● INPUT DATA
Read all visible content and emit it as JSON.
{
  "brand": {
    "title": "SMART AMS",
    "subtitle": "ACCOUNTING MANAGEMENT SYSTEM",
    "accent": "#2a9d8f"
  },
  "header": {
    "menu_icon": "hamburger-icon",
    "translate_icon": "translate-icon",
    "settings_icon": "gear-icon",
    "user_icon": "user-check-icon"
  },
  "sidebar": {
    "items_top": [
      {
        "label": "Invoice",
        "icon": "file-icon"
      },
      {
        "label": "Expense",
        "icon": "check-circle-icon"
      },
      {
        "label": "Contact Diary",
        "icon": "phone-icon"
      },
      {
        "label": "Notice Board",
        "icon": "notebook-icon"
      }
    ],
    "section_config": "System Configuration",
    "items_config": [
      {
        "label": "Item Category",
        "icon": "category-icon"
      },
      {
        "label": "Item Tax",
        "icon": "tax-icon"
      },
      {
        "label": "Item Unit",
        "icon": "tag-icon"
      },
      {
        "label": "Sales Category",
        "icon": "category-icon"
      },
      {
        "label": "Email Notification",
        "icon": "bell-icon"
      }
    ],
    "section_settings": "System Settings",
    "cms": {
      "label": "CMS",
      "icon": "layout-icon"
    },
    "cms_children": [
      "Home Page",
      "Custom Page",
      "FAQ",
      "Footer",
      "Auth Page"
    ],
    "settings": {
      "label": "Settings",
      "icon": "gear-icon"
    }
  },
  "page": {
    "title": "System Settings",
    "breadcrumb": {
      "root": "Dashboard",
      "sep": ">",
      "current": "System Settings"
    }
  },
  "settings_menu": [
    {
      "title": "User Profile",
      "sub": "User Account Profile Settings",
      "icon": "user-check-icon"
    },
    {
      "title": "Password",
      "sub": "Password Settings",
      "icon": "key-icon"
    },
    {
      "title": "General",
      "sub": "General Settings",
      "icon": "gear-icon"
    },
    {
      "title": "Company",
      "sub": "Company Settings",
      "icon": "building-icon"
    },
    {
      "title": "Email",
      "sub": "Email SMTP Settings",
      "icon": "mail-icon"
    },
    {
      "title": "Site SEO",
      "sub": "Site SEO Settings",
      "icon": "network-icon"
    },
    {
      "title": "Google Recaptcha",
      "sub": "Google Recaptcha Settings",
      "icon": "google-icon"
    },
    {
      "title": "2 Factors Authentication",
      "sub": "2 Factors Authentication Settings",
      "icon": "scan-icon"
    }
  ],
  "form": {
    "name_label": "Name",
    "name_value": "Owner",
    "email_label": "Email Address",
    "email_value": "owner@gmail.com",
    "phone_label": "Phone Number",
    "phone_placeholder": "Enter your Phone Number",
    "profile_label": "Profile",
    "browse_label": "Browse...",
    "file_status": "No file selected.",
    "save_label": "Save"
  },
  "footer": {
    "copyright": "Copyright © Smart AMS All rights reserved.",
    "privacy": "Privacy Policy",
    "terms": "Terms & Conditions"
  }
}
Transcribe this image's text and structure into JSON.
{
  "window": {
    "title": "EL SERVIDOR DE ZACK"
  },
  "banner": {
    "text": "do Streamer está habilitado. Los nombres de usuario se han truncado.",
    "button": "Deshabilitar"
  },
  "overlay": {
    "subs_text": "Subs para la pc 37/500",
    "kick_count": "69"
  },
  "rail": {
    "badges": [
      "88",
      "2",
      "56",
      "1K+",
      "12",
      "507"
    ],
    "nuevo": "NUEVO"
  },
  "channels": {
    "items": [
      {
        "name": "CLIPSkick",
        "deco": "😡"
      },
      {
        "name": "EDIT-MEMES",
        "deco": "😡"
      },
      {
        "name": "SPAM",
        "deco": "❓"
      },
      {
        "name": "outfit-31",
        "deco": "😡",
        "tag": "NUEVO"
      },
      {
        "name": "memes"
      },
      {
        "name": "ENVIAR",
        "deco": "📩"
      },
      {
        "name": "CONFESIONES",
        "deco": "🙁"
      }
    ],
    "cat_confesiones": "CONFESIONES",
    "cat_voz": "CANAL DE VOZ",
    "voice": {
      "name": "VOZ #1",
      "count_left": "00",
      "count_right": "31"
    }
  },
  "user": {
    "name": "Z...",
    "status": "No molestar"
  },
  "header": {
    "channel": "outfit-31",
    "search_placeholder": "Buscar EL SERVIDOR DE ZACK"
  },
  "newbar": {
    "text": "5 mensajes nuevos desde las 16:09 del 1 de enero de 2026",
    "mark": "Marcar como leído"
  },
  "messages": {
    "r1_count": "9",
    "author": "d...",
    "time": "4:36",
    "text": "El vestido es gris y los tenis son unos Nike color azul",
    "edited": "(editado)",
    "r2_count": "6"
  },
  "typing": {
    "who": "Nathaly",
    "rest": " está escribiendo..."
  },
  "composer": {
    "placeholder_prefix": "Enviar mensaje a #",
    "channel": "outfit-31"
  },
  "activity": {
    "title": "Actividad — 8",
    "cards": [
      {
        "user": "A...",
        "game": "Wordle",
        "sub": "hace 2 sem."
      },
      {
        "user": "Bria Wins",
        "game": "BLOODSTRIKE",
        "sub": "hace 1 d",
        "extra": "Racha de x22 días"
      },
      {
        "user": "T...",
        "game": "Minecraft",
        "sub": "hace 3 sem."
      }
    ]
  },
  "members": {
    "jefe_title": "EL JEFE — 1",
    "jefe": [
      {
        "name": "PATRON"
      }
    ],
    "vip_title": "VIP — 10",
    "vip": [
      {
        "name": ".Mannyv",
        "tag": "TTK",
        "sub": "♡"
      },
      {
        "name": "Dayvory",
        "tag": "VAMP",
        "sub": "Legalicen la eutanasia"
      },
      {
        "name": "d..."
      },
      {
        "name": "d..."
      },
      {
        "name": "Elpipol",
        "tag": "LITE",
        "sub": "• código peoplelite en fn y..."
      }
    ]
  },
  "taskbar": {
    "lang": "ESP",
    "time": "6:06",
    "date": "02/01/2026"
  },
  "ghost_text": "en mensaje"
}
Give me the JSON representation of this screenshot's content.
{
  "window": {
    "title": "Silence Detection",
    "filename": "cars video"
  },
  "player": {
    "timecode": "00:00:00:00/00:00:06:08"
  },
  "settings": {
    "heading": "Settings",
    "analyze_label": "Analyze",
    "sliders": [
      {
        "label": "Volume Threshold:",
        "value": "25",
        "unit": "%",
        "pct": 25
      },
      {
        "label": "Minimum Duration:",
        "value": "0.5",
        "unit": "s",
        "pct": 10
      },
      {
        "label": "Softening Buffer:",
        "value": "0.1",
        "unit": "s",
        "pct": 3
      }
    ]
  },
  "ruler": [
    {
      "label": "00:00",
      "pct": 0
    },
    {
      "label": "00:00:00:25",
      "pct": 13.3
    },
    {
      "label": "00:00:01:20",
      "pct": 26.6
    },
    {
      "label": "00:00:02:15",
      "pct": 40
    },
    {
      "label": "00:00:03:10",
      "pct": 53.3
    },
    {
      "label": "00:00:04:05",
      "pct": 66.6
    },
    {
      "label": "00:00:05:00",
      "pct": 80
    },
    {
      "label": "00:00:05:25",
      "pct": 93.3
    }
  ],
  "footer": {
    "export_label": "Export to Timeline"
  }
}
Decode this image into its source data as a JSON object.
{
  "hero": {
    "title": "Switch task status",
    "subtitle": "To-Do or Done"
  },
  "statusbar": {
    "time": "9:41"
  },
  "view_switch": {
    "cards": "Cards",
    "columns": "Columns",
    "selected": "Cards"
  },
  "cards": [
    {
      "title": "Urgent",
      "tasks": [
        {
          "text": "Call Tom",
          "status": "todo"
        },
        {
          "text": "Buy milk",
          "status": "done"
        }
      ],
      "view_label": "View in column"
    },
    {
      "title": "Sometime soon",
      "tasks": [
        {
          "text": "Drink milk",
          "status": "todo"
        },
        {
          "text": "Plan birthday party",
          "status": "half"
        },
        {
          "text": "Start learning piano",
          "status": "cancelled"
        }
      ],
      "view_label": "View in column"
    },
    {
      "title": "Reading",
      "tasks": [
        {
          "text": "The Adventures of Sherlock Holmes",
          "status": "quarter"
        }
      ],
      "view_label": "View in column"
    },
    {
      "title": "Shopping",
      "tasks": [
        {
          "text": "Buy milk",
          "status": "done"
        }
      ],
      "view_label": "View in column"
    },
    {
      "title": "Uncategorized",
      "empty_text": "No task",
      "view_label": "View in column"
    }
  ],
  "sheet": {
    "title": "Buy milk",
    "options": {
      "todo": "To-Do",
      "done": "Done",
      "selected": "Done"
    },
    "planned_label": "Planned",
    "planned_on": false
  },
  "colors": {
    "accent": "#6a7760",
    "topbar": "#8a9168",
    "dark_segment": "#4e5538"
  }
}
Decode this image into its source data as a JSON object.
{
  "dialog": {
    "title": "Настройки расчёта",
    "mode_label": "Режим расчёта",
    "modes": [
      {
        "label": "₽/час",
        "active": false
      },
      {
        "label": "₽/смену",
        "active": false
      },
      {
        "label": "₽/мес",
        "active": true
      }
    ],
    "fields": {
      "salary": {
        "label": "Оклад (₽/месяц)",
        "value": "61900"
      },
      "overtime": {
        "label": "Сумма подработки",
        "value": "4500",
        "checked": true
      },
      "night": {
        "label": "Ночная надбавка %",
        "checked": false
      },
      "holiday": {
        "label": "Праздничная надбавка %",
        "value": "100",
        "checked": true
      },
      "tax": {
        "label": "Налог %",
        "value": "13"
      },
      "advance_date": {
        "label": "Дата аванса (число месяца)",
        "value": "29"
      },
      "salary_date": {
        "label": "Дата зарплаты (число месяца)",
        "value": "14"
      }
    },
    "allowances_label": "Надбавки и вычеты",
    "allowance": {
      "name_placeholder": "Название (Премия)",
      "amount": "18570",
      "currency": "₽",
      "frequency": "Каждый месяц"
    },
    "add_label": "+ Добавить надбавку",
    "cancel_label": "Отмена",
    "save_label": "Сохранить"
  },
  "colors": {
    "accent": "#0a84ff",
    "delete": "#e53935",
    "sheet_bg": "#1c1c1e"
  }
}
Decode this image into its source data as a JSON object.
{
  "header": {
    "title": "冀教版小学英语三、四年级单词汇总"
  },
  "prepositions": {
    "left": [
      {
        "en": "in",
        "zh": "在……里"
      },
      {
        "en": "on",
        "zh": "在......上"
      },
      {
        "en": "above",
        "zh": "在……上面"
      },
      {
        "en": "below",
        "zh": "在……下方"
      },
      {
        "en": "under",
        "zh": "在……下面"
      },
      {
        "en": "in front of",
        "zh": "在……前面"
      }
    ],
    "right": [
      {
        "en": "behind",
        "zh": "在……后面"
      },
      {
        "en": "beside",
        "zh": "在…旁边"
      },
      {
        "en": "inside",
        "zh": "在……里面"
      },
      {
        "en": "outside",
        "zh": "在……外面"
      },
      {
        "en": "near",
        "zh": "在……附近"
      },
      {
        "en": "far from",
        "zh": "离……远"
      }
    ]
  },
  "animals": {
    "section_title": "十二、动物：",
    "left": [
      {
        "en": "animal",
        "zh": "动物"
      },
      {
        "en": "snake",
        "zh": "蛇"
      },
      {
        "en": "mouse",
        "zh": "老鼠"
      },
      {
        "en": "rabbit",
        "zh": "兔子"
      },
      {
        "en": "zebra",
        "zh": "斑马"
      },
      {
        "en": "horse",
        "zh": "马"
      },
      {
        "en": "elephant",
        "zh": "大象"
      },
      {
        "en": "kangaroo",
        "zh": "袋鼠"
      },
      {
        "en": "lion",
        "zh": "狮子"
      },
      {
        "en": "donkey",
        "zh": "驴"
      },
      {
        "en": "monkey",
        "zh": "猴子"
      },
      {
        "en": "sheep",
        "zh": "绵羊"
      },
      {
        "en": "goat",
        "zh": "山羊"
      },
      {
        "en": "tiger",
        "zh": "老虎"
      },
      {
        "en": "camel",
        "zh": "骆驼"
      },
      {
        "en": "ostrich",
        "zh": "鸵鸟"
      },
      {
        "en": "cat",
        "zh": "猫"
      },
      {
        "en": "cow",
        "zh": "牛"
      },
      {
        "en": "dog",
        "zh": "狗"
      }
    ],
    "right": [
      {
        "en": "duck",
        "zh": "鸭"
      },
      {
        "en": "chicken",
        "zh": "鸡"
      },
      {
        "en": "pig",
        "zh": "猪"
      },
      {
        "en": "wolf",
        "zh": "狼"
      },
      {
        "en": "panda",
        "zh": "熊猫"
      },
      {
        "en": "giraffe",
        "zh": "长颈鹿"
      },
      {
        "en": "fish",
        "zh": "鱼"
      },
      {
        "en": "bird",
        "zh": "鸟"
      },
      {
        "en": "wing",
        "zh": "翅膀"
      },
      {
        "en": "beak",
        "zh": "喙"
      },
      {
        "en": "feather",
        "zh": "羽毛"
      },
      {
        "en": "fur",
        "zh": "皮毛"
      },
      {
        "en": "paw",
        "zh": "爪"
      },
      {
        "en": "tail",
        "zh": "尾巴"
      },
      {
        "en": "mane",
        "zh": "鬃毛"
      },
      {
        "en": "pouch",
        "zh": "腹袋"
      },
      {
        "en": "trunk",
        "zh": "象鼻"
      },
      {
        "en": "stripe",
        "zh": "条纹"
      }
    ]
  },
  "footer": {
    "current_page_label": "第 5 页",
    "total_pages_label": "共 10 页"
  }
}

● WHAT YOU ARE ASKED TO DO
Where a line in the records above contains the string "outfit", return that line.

● WRITTEN ANSWER
        "name": "outfit-31",
    "channel": "outfit-31",
    "channel": "outfit-31"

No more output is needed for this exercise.